The Asian Development Bank has warned that high food prices on the continent could push 64 million people in developing countries into extreme poverty, reports the AFP.
On average food prices are up 10% since the beginning of the year with staple prices significantly higher than last year. For example, rice prices have risen by 36.7% since June 2010 in Vietnam, while Kyrgyzstan has seen wheat prices rise 67% during the same time period.
“Left unchecked, the food crisis will badly undermine recent gains in poverty reduction made in Asia,” Asian Development Bank cheif economist Rhee Changyong said.
The rise in food prices has been linked in part due to extreme weather throughout the world, which has crippled some vital crop regions, including in some cases unprecedented droughts in Russia, China, and the US; floods in Australia and Pakistan; and a severe winter in Europe and parts of the US. Experts say that climate change is likely intensifying such extreme weather events, and causing them to occur with greater frequency.
Rising oil prices and a weakening US dollar are also expected to exacerbate the situation in Asia.

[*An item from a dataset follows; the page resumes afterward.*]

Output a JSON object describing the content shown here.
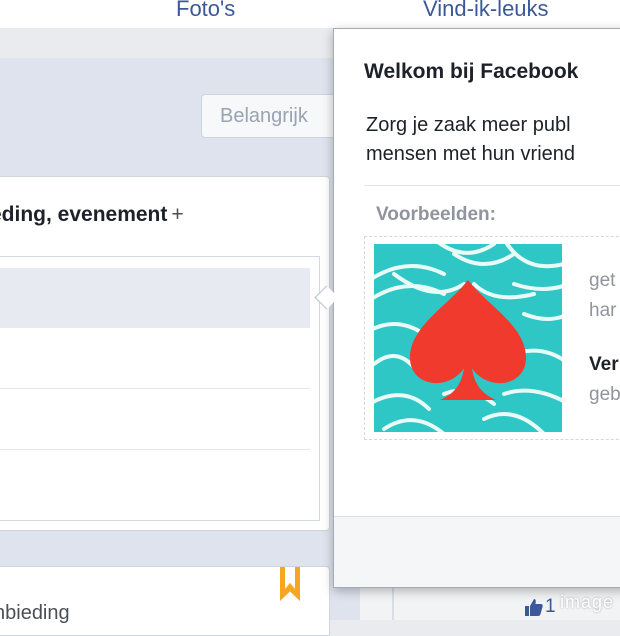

“For poor families in developing Asia, who already spend more than 60% of their income on food, higher food prices further reduce their ability to pay for medical care and their children’s education,” said Rhee.

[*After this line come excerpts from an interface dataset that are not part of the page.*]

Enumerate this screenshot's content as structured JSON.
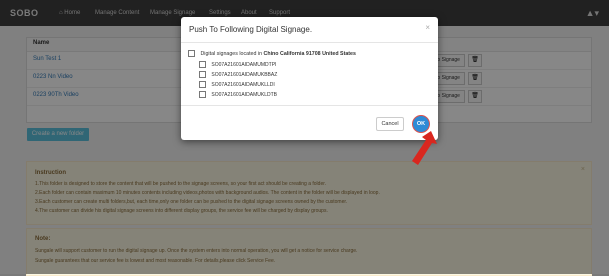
{
  "navbar": {
    "brand": "SOBO",
    "items": [
      "Home",
      "Manage Content",
      "Manage Signage",
      "Settings",
      "About",
      "Support"
    ],
    "user_icon": "user-icon"
  },
  "table": {
    "header": "Name",
    "rows": [
      {
        "name": "Sun Test 1",
        "signage_label": "to Signage"
      },
      {
        "name": "0223 Nn Video",
        "signage_label": "to Signage"
      },
      {
        "name": "0223 90Th Video",
        "signage_label": "to Signage"
      }
    ]
  },
  "create_button": "Create a new folder",
  "instruction": {
    "title": "Instruction",
    "lines": [
      "1.This folder is designed to store the content that will be pushed to the signage screens, so your first act should be creating a folder.",
      "2.Each folder can contain maximum 10 minutes contents including videos,photos with background audios. The content in the folder will be displayed in loop.",
      "3.Each customer can create multi folders,but, each time,only one folder can be pushed to the digital signage screens owned by the customer.",
      "4.The customer can divide his digital signage screens into different display groups, the service fee will be charged by display groups."
    ]
  },
  "note": {
    "title": "Note:",
    "lines": [
      "Sungale will support customer to run the digital signage up. Once the system enters into normal operation, you will get a notice for service charge.",
      "Sungale guarantees that our service fee is lowest and most reasonable. For details,please click Service Fee."
    ]
  },
  "modal": {
    "title": "Push To Following Digital Signage.",
    "close": "×",
    "location_prefix": "Digital signages located in",
    "location": "Chino California 91708 United States",
    "devices": [
      "SO07A21601AIDAMUMDTPI",
      "SO07A21601AIDAMUKBBAZ",
      "SO07A21601AIDAMUKLLDI",
      "SO07A21601AIDAMUKLDTB"
    ],
    "cancel_label": "Cancel",
    "ok_label": "OK"
  },
  "colors": {
    "accent": "#2e8bd6",
    "highlight": "#d9534f",
    "alert_bg": "#fcf8e3"
  }
}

(04/22/2011) There is no question that Earth has been a giving planet. Everything humans have needed to survive, and thrive, was provided by the natural world around us: food, water, medicine, materials for shelter, and even natural cycles such as climate and nutrients. Scientists have come to term such gifts ‘ecosystem services’, however the recognition of such services goes back thousands of years, and perhaps even farther if one accepts the caves paintings at Lascaux as evidence. Yet we have so disconnected ourselves from the natural world that it is easy—and often convenient—to forget that nature remains as giving as ever, even as it vanishes bit-by-bit. The rise of technology and industry may have distanced us superficially from nature, but it has not changed our reliance on the natural world: most of what we use and consume on a daily basis remains the product of multitudes of interactions within nature, and many of those interactions are imperiled. Beyond such physical goods, the natural world provides less tangible, but just as important, gifts in terms of beauty, art, and spirituality.
(03/03/2011) Food prices in February hit a new record, breaking the previous one set in January and continuing an eight-month streak of rising prices, according to the Food and Agriculture Organization (FAO). Experts fear that rising food prices could lead to another food crisis similar to that of 2007-2008.

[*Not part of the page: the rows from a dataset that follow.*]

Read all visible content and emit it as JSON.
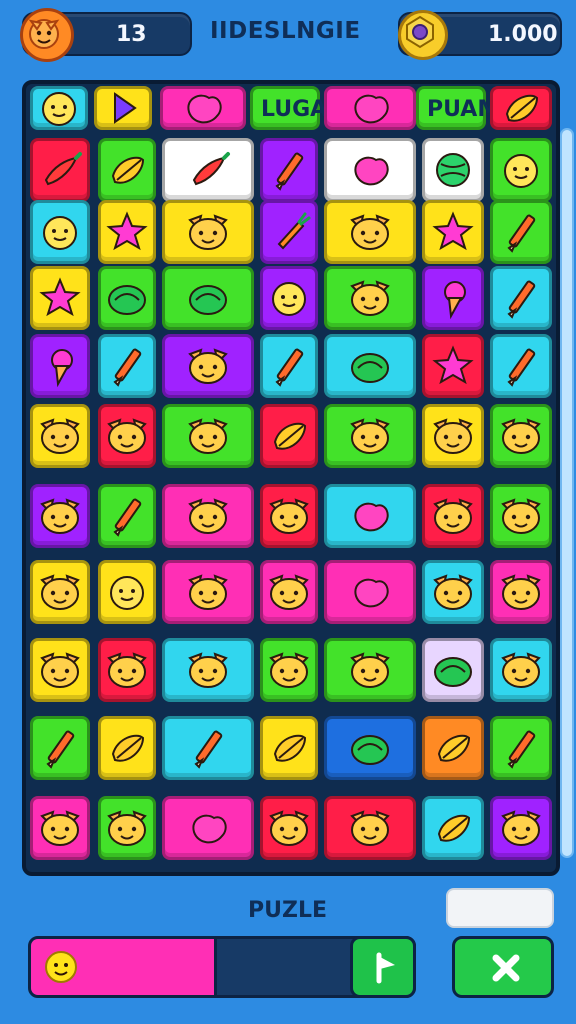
{
  "hud": {
    "left_value": "13",
    "title": "IIDESLNGIE",
    "right_value": "1.000"
  },
  "header_row": {
    "label_1": "LUGAN",
    "label_2": "PUAME"
  },
  "board": {
    "tiles": [
      {
        "color": "#31d6ee",
        "icon": "chick"
      },
      {
        "color": "#ffe21a",
        "icon": "play"
      },
      {
        "color": "#ff2fb5",
        "icon": "blob"
      },
      {
        "color": "#ff2fb5",
        "icon": "blob"
      },
      {
        "color": "#ff2fb5",
        "icon": "blob"
      },
      {
        "color": "#ff2fb5",
        "icon": "blob"
      },
      {
        "color": "#ff2fb5",
        "icon": "blob"
      },
      {
        "color": "#ff1e48",
        "icon": "leaf"
      },
      {
        "color": "#ff1e48",
        "icon": "pepper"
      },
      {
        "color": "#43e22a",
        "icon": "leaf"
      },
      {
        "color": "#ffffff",
        "icon": "pepper"
      },
      {
        "color": "#a022ff",
        "icon": "pencil"
      },
      {
        "color": "#ffffff",
        "icon": "blob"
      },
      {
        "color": "#ffffff",
        "icon": "ball"
      },
      {
        "color": "#43e22a",
        "icon": "face"
      },
      {
        "color": "#31d6ee",
        "icon": "face"
      },
      {
        "color": "#ffe21a",
        "icon": "star"
      },
      {
        "color": "#ffe21a",
        "icon": "cat"
      },
      {
        "color": "#a022ff",
        "icon": "carrot"
      },
      {
        "color": "#ffe21a",
        "icon": "cat"
      },
      {
        "color": "#ffe21a",
        "icon": "star"
      },
      {
        "color": "#43e22a",
        "icon": "pencil"
      },
      {
        "color": "#ffe21a",
        "icon": "star"
      },
      {
        "color": "#43e22a",
        "icon": "cabbage"
      },
      {
        "color": "#43e22a",
        "icon": "cabbage"
      },
      {
        "color": "#a022ff",
        "icon": "face"
      },
      {
        "color": "#43e22a",
        "icon": "cat"
      },
      {
        "color": "#a022ff",
        "icon": "icecream"
      },
      {
        "color": "#31d6ee",
        "icon": "pencil"
      },
      {
        "color": "#a022ff",
        "icon": "icecream"
      },
      {
        "color": "#31d6ee",
        "icon": "pencil"
      },
      {
        "color": "#a022ff",
        "icon": "cat"
      },
      {
        "color": "#31d6ee",
        "icon": "pencil"
      },
      {
        "color": "#31d6ee",
        "icon": "cabbage"
      },
      {
        "color": "#ff1e48",
        "icon": "star"
      },
      {
        "color": "#31d6ee",
        "icon": "pencil"
      },
      {
        "color": "#ffe21a",
        "icon": "elephant"
      },
      {
        "color": "#ff1e48",
        "icon": "cat"
      },
      {
        "color": "#43e22a",
        "icon": "cat"
      },
      {
        "color": "#ff1e48",
        "icon": "leaf"
      },
      {
        "color": "#43e22a",
        "icon": "cat"
      },
      {
        "color": "#ffe21a",
        "icon": "pig"
      },
      {
        "color": "#43e22a",
        "icon": "cat"
      },
      {
        "color": "#a022ff",
        "icon": "bear"
      },
      {
        "color": "#43e22a",
        "icon": "pencil"
      },
      {
        "color": "#ff2fb5",
        "icon": "cat"
      },
      {
        "color": "#ff1e48",
        "icon": "cat"
      },
      {
        "color": "#31d6ee",
        "icon": "blob"
      },
      {
        "color": "#ff1e48",
        "icon": "bear"
      },
      {
        "color": "#43e22a",
        "icon": "cat"
      },
      {
        "color": "#ffe21a",
        "icon": "bear"
      },
      {
        "color": "#ffe21a",
        "icon": "face"
      },
      {
        "color": "#ff2fb5",
        "icon": "cat"
      },
      {
        "color": "#ff2fb5",
        "icon": "bear"
      },
      {
        "color": "#ff2fb5",
        "icon": "blob"
      },
      {
        "color": "#31d6ee",
        "icon": "cat"
      },
      {
        "color": "#ff2fb5",
        "icon": "cat"
      },
      {
        "color": "#ffe21a",
        "icon": "cat"
      },
      {
        "color": "#ff1e48",
        "icon": "pig"
      },
      {
        "color": "#31d6ee",
        "icon": "cat"
      },
      {
        "color": "#43e22a",
        "icon": "pig"
      },
      {
        "color": "#43e22a",
        "icon": "bear"
      },
      {
        "color": "#e8d6ff",
        "icon": "cabbage"
      },
      {
        "color": "#31d6ee",
        "icon": "cat"
      },
      {
        "color": "#43e22a",
        "icon": "pencil"
      },
      {
        "color": "#ffe21a",
        "icon": "leaf"
      },
      {
        "color": "#31d6ee",
        "icon": "pencil"
      },
      {
        "color": "#ffe21a",
        "icon": "leaf"
      },
      {
        "color": "#1e6fe0",
        "icon": "cabbage"
      },
      {
        "color": "#ff8a24",
        "icon": "leaf"
      },
      {
        "color": "#43e22a",
        "icon": "pencil"
      },
      {
        "color": "#ff2fb5",
        "icon": "bear"
      },
      {
        "color": "#43e22a",
        "icon": "pig"
      },
      {
        "color": "#ff2fb5",
        "icon": "blob"
      },
      {
        "color": "#ff1e48",
        "icon": "bear"
      },
      {
        "color": "#ff1e48",
        "icon": "bear"
      },
      {
        "color": "#31d6ee",
        "icon": "leaf"
      },
      {
        "color": "#a022ff",
        "icon": "cat"
      }
    ]
  },
  "bottom": {
    "puzzle_label": "PUZLE",
    "progress": 0.48
  }
}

(02/09/2011) The UN’s Food and Agriculture Organization (FAO) has warned that a drought in China could devastate the nation’s winter wheat crop and further inflate food prices worldwide. Already, food prices hit a record high in January according to the FAO. Rising 3.4 percent since December, prices reached the highest point since tracking began in 1990. While many fear a food crisis similar to the one in 2008-2007, experts say the world has more food in reserve this time around and gasoline, at least for now, remains cheaper. However, if China loses its winter wheat that could scuttle any hopes of avoiding another price rise in crop staples.